Indan Journal of Medical Research Indan Journal of Medical Research Indan Journal of Medical Research
  Home About us Editorial board Search Ahead of print Current issue Archives Submit article Instructions Subscribe Contacts Login  
  Home Print this page Email this page Small font sizeDefault font sizeIncrease font size Users Online: 1294    
REVIEW ARTICLE
Year : 2010  |  Volume : 131  |  Issue : 2  |  Page : 350-365

Nocturnal hypoventilation - identifying & treating syndromes


Respiratory Failure Service, Department of Respiratory Medicine, Royal Prince Alfred Hospital Camperdown, Woolcock Institute of Medical Research, University of Sydney, Australia

Correspondence Address:
Amanda J Piper
Respiratory Failure Service, Department of Respiratory Medicine, Royal Prince Alfred Hospital Camperdown, Woolcock Institute of Medical Research, University of Sydney, Australia

Login to access the Email id

Source of Support: None, Conflict of Interest: None


PMID: 20308760

Rights and PermissionsRights and Permissions

Nocturnal hypoventilation is a common feature of disorders affecting the function of the diaphragm or central respiratory drive mechanisms. The ensuing change in gas exchange is initially confined to rapid eye movement (REM) sleep, but over time buffering of the raised carbon dioxide produces a secondary depression of respiratory drive that will further reduce ventilation not only during sleep but eventually during wakefulness as well. Failure to identify and treat nocturnal hypoventilation results in impairments in daytime function, quality of life and premature mortality.

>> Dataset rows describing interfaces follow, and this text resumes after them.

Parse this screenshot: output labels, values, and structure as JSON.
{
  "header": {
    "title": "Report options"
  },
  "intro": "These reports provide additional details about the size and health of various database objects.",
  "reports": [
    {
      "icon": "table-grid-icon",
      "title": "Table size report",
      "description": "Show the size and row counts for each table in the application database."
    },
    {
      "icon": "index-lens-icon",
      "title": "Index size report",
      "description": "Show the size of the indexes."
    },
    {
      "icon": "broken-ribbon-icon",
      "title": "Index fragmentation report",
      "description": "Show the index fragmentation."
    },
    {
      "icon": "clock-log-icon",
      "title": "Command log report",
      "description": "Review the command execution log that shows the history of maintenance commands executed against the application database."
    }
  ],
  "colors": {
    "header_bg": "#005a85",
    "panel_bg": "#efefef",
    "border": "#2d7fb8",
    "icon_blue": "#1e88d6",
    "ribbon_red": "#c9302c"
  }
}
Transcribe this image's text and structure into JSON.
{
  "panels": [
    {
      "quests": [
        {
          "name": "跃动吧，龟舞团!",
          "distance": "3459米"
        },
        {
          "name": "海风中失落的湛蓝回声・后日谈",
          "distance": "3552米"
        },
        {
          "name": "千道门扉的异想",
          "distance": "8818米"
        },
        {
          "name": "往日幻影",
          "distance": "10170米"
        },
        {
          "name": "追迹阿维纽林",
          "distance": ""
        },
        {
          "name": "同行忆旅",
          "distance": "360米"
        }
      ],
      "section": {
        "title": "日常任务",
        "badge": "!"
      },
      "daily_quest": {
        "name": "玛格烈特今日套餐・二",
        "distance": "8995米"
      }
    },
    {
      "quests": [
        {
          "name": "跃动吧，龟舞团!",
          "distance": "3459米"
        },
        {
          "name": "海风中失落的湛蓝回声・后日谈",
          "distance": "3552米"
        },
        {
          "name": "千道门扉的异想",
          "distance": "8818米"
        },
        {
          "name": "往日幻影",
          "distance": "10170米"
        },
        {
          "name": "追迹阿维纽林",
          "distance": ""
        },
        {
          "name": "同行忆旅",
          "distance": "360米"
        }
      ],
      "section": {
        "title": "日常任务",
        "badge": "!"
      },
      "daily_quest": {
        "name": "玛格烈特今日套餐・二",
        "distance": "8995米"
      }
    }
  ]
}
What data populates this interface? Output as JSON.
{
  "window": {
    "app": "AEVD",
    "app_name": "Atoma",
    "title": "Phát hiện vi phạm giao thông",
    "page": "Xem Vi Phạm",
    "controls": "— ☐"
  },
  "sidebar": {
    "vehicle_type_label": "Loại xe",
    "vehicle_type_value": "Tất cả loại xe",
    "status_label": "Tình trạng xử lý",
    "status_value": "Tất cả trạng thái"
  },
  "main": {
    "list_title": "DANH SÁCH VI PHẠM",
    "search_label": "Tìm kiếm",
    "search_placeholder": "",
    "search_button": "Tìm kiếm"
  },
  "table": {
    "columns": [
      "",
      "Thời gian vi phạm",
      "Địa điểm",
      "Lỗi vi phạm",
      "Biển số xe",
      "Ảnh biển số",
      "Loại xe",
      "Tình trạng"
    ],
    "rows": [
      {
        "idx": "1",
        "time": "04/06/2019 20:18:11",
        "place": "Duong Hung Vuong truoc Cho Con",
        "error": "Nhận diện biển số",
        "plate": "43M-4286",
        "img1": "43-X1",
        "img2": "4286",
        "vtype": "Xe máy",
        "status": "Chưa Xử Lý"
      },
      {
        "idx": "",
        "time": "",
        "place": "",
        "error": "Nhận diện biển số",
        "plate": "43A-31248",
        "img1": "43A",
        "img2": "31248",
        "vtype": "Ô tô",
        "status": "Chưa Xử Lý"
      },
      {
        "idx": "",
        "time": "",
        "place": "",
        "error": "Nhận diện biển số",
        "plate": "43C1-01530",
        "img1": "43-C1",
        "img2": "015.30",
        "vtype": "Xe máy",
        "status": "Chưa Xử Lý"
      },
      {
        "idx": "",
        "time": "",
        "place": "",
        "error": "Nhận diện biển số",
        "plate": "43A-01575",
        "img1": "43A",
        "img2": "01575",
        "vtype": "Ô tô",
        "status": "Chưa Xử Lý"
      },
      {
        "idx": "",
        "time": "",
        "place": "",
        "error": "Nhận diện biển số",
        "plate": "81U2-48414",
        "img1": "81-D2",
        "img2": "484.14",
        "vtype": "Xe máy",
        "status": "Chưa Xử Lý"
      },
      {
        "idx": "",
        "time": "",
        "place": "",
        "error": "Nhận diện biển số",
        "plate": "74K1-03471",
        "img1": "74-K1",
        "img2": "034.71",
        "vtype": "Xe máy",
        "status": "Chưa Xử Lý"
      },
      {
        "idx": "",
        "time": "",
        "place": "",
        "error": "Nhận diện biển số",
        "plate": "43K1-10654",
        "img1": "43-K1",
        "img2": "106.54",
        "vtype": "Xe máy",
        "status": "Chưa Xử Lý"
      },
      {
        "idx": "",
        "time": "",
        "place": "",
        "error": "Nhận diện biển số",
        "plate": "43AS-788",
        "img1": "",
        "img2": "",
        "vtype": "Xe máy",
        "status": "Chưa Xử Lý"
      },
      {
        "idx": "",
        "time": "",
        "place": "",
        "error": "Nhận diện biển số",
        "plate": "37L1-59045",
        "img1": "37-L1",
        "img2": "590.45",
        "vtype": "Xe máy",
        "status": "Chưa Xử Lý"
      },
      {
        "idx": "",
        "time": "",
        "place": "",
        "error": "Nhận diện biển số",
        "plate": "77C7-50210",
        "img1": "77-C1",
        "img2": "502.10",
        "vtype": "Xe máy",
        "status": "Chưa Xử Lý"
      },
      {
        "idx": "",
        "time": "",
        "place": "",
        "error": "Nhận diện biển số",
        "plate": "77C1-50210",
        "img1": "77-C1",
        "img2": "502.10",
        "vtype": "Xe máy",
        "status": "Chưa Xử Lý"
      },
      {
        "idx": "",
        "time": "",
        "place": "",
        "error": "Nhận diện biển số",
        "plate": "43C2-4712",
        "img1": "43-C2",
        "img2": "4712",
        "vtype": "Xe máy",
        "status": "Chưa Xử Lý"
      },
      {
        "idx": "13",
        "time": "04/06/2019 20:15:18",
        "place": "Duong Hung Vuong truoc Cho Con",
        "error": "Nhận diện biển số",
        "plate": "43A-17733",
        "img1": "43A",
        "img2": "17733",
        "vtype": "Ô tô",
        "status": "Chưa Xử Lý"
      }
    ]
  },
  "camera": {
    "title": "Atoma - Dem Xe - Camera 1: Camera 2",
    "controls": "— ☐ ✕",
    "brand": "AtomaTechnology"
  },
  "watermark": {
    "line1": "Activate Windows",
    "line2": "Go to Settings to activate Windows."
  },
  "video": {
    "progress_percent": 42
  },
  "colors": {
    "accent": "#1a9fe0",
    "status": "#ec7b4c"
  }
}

While some simple daytime tests of respiratory function can identify at risk individuals, these cannot predict the nature or severity of any sleep disordered breathing present. Nocturnal monitoring of gas exchange with or without full polysomnography is the only way to comprehensively assess this disorder, especially in the early stages of its evolution. Non invasive ventilation used during sleep is the most appropriate approach to reverse the consequences of nocturnal hypoventilation, although continuous positive airway pressure (CPAP) may be effective in those individuals where a significant degree of upper airway obstruction is present. When appropriately selected patients use therapy on a regular basis, significant improvements in quality of life, exercise capacity and survival can be achieved, irrespective of the underlying disease process.


[PDF]*
Print this article     Email this article
 Next article
 Previous article
 Table of Contents

 Similar in PUBMED
   Search Pubmed for
   Search in Google Scholar for
 Citation Manager
 Access Statistics
 Reader Comments
 Email Alert *
 Add to My List *
 * Requires registration (Free)
 

 Article Access Statistics
    Viewed309    
    Printed27    
    Emailed0    
    PDF Downloaded1384    
    Comments [Add]    

Recommend this journal